South Korean President Moon Jae-in delivers remarks with U.S. Vice president Kamala Harris before participating in a bilateral meeting at the Eisenhower Executive Office Building near the White House in Washington, U.S., May 21, 2021. REUTERS/Sarah Silbiger
May 21, 2021
By Jarrett Renshaw and David Brunnstrom
WASHINGTON (Reuters) -South Korean President Moon Jae-in began a day of White House talks on Friday by thanking U.S. President Joe Biden and his team for “restoring the soul of America,” an apparent indirect jab at Biden’s predecessor, Donald Trump.
Moon had a morning meeting with Vice President Kamala Harris before an afternoon of talks with Biden expected to focus heavily on China and North Korea. The two leaders were to hold a joint news conference at 5 p.m. EDT (2100 GMT).
Trump had badgered Moon as a weak leader and threatened to pull U.S. troops from South Korea. Moon referenced the Biden team’s work in COVID-19 vaccine distribution and the U.S. economy.
“My congratulations on how the Biden-Harris administration is building back better with the world’s most successful vaccine deployment and fastest economic recovery, and blazing a trail for inclusiveness and unity by restoring the soul of America,” Moon said.
Harris told Moon that she and Biden would work together with South Korea for a “free, open, and prosperous Indo-Pacific region – a region that is unconstrained by coercion and anchored in international rules and order.
“Today we will discuss a broad range of issues, including our strong partnership, as well as the challenges that exist on the Korean Peninsula,” she said.
As well as the perennial issue of North Korean nuclear weapons, the allies will discuss regional security more broadly, cooperation in high-tech industries such as microchips, efforts to contain the coronavirus pandemic and stronger action on climate change.
Moon, under pressure at home over his COVID-19 response, will be hoping to secure an agreement with Washington for stopgap supplies of vaccines, while the Biden administration is looking for enhanced climate commitments from Seoul.
Moon approached his Washington visit hoping it would provide fresh impetus to his dream of building peace with North Korea, but U.S. officials have played down the prospect of a dramatic fresh initiative.
South Korean officials were heartened by Biden’s North Korea policy review, which called for a focus on practical diplomatic steps to reduce tensions while maintaining a final goal of persuading Pyongyang to give up its nuclear weapons.
A South Korean presidential official said a joint U.S.-South Korean statement will embrace a 2018 agreement between Moon and North Korean leader Kim Jong Un that vowed to improve relations and work for complete denuclearization of the peninsula.
“We had made much contribution to the U.S. policy review, and endorsing the agreement could be a sign of their respect and acknowledgement,” the official told reporters in Washington.
Moon and Biden will also discuss abolishing a U.S. guideline limiting the range of any South Korean missiles to up to 800 km (500 miles), and ways to boost civilian nuclear plant exports together, the official added.
But the pandemic, economic and political challenges, as well as crises elsewhere, have shifted the North Korea issue to the back burner, complicating Moon’s hopes of cementing a peacemaker legacy before leaving office next year.
Washington would like to see a forthright statement from Moon on China’s ever more assertive behavior in the region.
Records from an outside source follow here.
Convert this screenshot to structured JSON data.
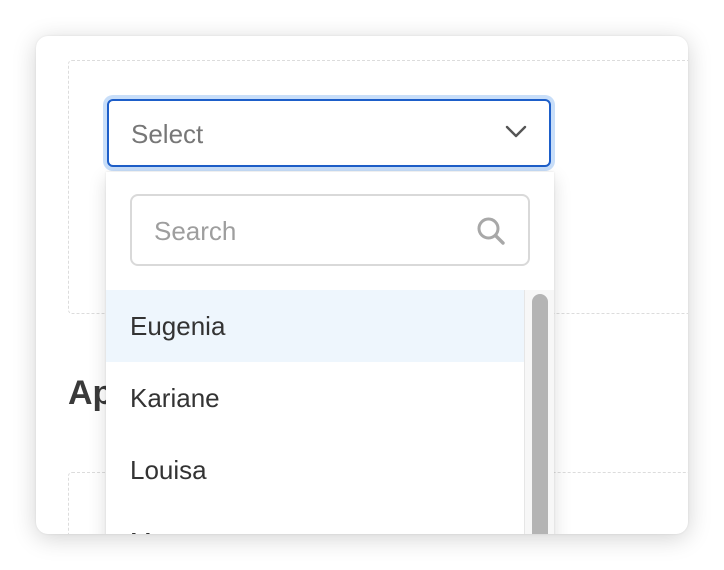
{
  "section": {
    "title": "Ap"
  },
  "select": {
    "value": "Select"
  },
  "dropdown": {
    "search_placeholder": "Search",
    "options": [
      {
        "label": "Eugenia",
        "highlighted": true
      },
      {
        "label": "Kariane",
        "highlighted": false
      },
      {
        "label": "Louisa",
        "highlighted": false
      },
      {
        "label": "Marty",
        "highlighted": false
      }
    ]
  },
  "colors": {
    "accent": "#1d5ec9",
    "focus_ring": "#c8def9",
    "highlight_bg": "#eef6fd"
  },
  "icons": {
    "chevron": "chevron-down-icon",
    "search": "search-icon"
  }
}
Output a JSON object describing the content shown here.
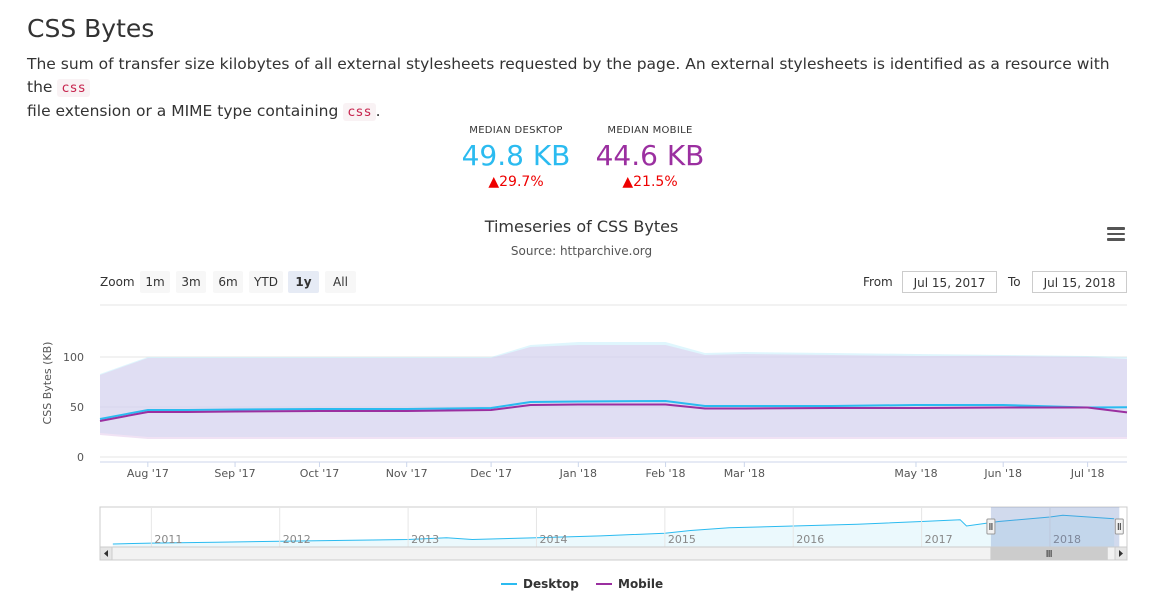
{
  "page": {
    "title": "CSS Bytes",
    "description_before_code1": "The sum of transfer size kilobytes of all external stylesheets requested by the page. An external stylesheets is identified as a resource with the ",
    "code1": "css",
    "description_between": " file extension or a MIME type containing ",
    "code2": "css",
    "description_after": "."
  },
  "metrics": {
    "desktop": {
      "label": "MEDIAN DESKTOP",
      "value": "49.8 KB",
      "change": "▲29.7%",
      "color": "#2bbbf0"
    },
    "mobile": {
      "label": "MEDIAN MOBILE",
      "value": "44.6 KB",
      "change": "▲21.5%",
      "color": "#9b2fa0"
    }
  },
  "toolbar": {
    "zoom_label": "Zoom",
    "zoom_buttons": [
      "1m",
      "3m",
      "6m",
      "YTD",
      "1y",
      "All"
    ],
    "active_zoom": "1y",
    "from_label": "From",
    "from_value": "Jul 15, 2017",
    "to_label": "To",
    "to_value": "Jul 15, 2018"
  },
  "chart_data": {
    "type": "line",
    "title": "Timeseries of CSS Bytes",
    "subtitle": "Source: httparchive.org",
    "ylabel": "CSS Bytes (KB)",
    "ylim": [
      0,
      100
    ],
    "yticks": [
      0,
      50,
      100
    ],
    "x_ticks": [
      "Aug '17",
      "Sep '17",
      "Oct '17",
      "Nov '17",
      "Dec '17",
      "Jan '18",
      "Feb '18",
      "Mar '18",
      "May '18",
      "Jun '18",
      "Jul '18"
    ],
    "x_dates": [
      "2017-07-15",
      "2017-08-01",
      "2017-08-15",
      "2017-09-01",
      "2017-10-01",
      "2017-11-01",
      "2017-12-01",
      "2017-12-15",
      "2018-01-01",
      "2018-02-01",
      "2018-02-15",
      "2018-03-01",
      "2018-04-01",
      "2018-05-01",
      "2018-06-01",
      "2018-07-01",
      "2018-07-15"
    ],
    "series": [
      {
        "name": "Desktop",
        "color": "#2bbbf0",
        "values": [
          38,
          47,
          47,
          47.5,
          48,
          48,
          49,
          55,
          55.5,
          56,
          51,
          51,
          51,
          52,
          52,
          49.5,
          49.8
        ],
        "band_low": [
          24,
          20,
          20,
          20,
          20,
          20,
          20,
          20,
          20,
          20,
          20,
          20,
          20,
          20,
          20,
          20,
          20
        ],
        "band_high": [
          83,
          100,
          100,
          100,
          100,
          100,
          100,
          112,
          115,
          115,
          104,
          105,
          104,
          103,
          102,
          101,
          100
        ]
      },
      {
        "name": "Mobile",
        "color": "#9b2fa0",
        "values": [
          36,
          45,
          45,
          45.5,
          46,
          46,
          47,
          52,
          52.5,
          52.5,
          48.5,
          48.5,
          49,
          49,
          49.5,
          49.5,
          44.6
        ],
        "band_low": [
          22,
          18,
          18,
          18,
          18,
          18,
          18,
          18,
          18,
          18,
          18,
          18,
          18,
          18,
          18,
          18,
          18
        ],
        "band_high": [
          82,
          99,
          99,
          99,
          99,
          99,
          99,
          110,
          112,
          112,
          102,
          103,
          102,
          101,
          101,
          100,
          98
        ]
      }
    ],
    "navigator": {
      "labels": [
        "2011",
        "2012",
        "2013",
        "2014",
        "2015",
        "2016",
        "2017",
        "2018"
      ],
      "years": [
        2010.7,
        2011.0,
        2011.5,
        2012.0,
        2012.5,
        2013.0,
        2013.3,
        2013.5,
        2014.0,
        2014.5,
        2015.0,
        2015.2,
        2015.5,
        2016.0,
        2016.5,
        2017.0,
        2017.3,
        2017.35,
        2017.6,
        2018.0,
        2018.1,
        2018.5
      ],
      "values": [
        0,
        1,
        2,
        3,
        4,
        5,
        7,
        5,
        7,
        9,
        12,
        15,
        18,
        20,
        22,
        25,
        27,
        20,
        25,
        30,
        32,
        28
      ],
      "selected_range": [
        2017.54,
        2018.54
      ]
    }
  },
  "legend": [
    {
      "name": "Desktop",
      "color": "#2bbbf0"
    },
    {
      "name": "Mobile",
      "color": "#9b2fa0"
    }
  ]
}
Last month, when Japanese Prime Minister Yoshihide Suga visited, Biden sought to present a united front toward Beijing.
Seoul has been cautious for fear of angering China, its top trading partner. In a visit to Capitol Hill on Thursday, Moon stressed the importance of stable Washington-Beijing ties and China’s importance in connection with Korean Peninsula affairs.
A senior Biden administration official said Moon, who was accompanied by chief executives bringing investments in technology and batteries, would discuss issues associated with 5G cellphone service and new-age logic chips, areas where Washington is seeking to boost competitiveness against China.
The Yonhap news agency said four major South Korean companies, including Samsung Electronics Co Ltd and SK Group, on Friday announced plans to invest more than $35.5 billion in the United States.
During a business roundtable attended by Moon, Samsung announced plans to invest $17 billion in a new chip foundry.
LG Energy Solution Ltd and SK innovation Co Ltd, which make batteries, said they plan to invest some $14 billion in separate and joint projects, while Hyundai Motor Co announced plans to invest $7.4 billion in expanding electric vehicle production and recharging infrastructure in the United States.
SK Hynix Inc said it has plans to spend $1 billion on building a large-scale research and development center in Silicon Valley.
(Reporting by David Brunnstrom, Jarrett Renshaw and Steve Holland; Additional reporting by Hyonhee Shin in Seoul and Katanga Johnson in Washington; Editing by Tim Ahmann, Grant McCool, Philippa Fletcher and Jonathan Oatis)